FORT WORTH, Texas (AP) – Gov. Rick Perry defended U.S. Rep. Tom DeLay on Monday, saying his recent indictments on conspiracy and money laundering charges stem from work by an “overzealous prosecutor.”
“I’m for Tom DeLay. I don’t get confused about what’s going on here,” Perry, a fellow Republican, said after speaking about economic development at a Fort Worth Chamber of Commerce lunch. “The fact of the matter is- I happen to think that this is an overzealous prosecutor who is working very hard to take a Texan off of the national stage who’s been doing some great and good things for the state of Texas.”
DeLay and other Republicans have accused Travis County District Attorney Ronnie Earle of partisanship, allegations the Democratic prosecutor has denied.
When Perry said he believed DeLay should remain the House majority leader, the crowd of about 450 people erupted in applause. The felony charges forced DeLay to give up his House leadership post, but he wants his job back.
DeLay, of Sugar Land, turned himself in Thursday at the Sheriff’s Office in Houston and was fingerprinted, photographed and released on $10,000 bail. In a brief court appearance Friday in Austin, his attorney asked the judge to step aside for making campaign donations to Democrats and their liberal allies.
Further proceedings are delayed until a hearing can be held on the congressman’s request for a new judge.
DeLay and two political associates are accused of violating state law banning use of donations for election or defeat of state candidates.
Two grand juries in Austin accused the men of sending $190,000 in corporate money, raised by a Texas group founded by DeLay, to the Republican National Committee in Washington, and having the money routed back to Texas candidates.
The Republican fundraising helped the GOP gain control of the Texas House, and set the stage for the Legislature to adopt a DeLay-engineered congressional district map that put more Texas Republicans in Congress.
DeLay’s attorney, Dick DeGuerin, has filed a motion to move the trial out of Austin, one of Texas’ most liberal and Democratic cities.
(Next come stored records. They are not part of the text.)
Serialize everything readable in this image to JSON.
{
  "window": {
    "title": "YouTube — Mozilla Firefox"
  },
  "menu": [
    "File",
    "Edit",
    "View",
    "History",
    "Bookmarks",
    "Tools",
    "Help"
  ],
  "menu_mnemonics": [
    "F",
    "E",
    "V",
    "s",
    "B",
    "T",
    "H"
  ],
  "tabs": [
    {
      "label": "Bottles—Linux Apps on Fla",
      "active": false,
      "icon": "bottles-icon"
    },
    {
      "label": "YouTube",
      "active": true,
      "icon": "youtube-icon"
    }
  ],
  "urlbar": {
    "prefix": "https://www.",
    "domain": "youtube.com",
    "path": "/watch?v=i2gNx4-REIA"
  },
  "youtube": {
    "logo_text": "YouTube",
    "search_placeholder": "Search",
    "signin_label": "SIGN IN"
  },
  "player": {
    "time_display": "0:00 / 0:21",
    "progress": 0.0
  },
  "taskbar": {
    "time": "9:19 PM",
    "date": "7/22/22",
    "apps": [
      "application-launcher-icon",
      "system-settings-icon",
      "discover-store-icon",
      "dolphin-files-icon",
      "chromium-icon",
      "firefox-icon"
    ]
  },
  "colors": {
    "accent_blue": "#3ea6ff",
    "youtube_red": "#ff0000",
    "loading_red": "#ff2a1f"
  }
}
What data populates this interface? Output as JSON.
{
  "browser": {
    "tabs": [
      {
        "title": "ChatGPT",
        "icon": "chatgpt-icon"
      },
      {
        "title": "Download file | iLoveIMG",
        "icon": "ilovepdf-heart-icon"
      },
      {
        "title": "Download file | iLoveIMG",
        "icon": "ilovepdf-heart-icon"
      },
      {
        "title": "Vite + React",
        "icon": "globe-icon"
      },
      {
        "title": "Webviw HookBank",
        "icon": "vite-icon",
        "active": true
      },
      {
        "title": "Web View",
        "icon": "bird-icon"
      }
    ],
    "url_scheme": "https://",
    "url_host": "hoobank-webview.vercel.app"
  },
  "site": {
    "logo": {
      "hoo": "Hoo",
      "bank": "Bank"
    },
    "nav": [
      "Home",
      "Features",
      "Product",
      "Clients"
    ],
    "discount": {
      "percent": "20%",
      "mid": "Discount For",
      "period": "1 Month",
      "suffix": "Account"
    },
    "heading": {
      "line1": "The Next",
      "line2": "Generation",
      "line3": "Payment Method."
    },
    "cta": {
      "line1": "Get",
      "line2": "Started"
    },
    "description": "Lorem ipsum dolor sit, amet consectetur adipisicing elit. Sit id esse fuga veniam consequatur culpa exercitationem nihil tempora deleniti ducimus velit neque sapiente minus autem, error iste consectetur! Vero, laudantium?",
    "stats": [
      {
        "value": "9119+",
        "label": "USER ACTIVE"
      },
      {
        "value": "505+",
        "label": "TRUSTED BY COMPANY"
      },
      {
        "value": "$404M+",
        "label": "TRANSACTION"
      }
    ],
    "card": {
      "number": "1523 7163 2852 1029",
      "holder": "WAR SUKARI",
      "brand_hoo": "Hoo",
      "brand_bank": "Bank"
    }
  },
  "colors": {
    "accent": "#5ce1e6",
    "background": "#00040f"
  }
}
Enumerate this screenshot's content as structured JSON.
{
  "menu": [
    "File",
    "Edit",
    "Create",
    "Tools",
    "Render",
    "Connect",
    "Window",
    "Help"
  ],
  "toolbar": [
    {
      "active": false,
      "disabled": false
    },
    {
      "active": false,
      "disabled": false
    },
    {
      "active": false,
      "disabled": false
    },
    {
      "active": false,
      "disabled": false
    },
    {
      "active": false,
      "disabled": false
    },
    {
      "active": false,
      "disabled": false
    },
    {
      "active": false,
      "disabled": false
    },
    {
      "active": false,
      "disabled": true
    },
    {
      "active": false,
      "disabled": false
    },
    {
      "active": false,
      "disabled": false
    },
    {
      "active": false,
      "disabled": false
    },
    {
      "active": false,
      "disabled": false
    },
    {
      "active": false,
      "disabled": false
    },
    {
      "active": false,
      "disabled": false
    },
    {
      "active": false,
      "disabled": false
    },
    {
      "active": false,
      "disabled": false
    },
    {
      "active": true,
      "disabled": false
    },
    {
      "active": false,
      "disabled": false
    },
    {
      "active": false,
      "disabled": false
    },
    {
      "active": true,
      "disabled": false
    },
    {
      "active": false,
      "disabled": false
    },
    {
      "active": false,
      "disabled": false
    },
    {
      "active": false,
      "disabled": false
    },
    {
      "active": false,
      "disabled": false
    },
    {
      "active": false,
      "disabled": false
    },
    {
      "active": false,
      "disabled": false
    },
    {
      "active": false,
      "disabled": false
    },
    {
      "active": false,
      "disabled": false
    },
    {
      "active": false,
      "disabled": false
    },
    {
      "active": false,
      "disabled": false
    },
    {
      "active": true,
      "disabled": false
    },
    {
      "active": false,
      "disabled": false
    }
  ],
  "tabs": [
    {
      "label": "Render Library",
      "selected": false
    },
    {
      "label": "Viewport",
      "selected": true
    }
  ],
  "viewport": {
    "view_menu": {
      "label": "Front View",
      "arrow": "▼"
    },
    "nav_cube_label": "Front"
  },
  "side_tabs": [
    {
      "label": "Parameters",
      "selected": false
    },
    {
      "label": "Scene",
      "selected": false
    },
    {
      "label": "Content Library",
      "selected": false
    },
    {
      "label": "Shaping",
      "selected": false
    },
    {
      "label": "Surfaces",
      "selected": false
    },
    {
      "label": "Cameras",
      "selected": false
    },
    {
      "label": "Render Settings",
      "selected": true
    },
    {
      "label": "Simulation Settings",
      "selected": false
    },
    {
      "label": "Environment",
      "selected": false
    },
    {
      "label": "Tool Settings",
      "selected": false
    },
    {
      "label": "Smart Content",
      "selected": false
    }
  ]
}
DeGuerin has said he hopes the trial is moved to Fort Worth, which is a heavily Republican city.